Exercise: Give back an exact copy of the entries beneath, minus the pictures.

Dataset entries:
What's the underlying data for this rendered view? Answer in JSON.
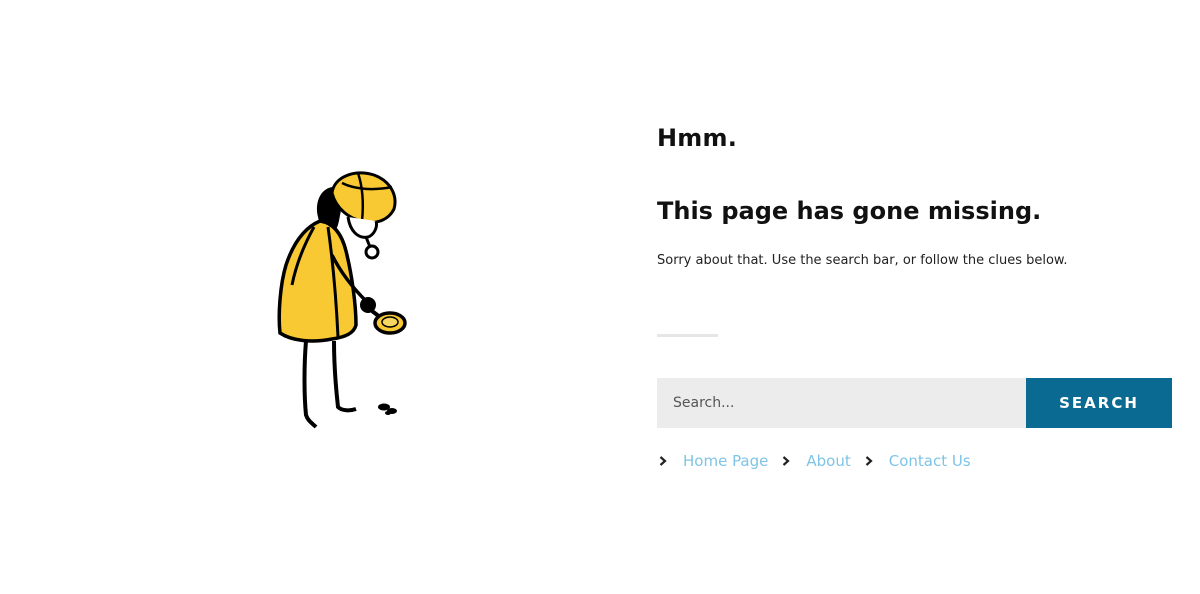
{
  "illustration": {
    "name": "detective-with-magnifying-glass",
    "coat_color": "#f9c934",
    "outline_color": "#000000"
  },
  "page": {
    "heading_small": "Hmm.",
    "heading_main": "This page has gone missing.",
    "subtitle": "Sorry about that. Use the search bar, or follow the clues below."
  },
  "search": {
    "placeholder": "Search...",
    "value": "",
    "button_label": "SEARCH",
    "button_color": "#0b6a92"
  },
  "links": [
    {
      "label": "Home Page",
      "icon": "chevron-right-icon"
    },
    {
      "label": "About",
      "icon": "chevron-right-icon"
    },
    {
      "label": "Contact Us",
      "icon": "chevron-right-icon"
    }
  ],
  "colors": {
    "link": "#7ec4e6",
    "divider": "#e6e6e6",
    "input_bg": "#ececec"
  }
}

Expected answer:
What's the underlying data for this rendered view? Answer in JSON.
{
  "illustration": {
    "name": "detective-with-magnifying-glass",
    "coat_color": "#f9c934",
    "outline_color": "#000000"
  },
  "page": {
    "heading_small": "Hmm.",
    "heading_main": "This page has gone missing.",
    "subtitle": "Sorry about that. Use the search bar, or follow the clues below."
  },
  "search": {
    "placeholder": "Search...",
    "value": "",
    "button_label": "SEARCH",
    "button_color": "#0b6a92"
  },
  "links": [
    {
      "label": "Home Page",
      "icon": "chevron-right-icon"
    },
    {
      "label": "About",
      "icon": "chevron-right-icon"
    },
    {
      "label": "Contact Us",
      "icon": "chevron-right-icon"
    }
  ],
  "colors": {
    "link": "#7ec4e6",
    "divider": "#e6e6e6",
    "input_bg": "#ececec"
  }
}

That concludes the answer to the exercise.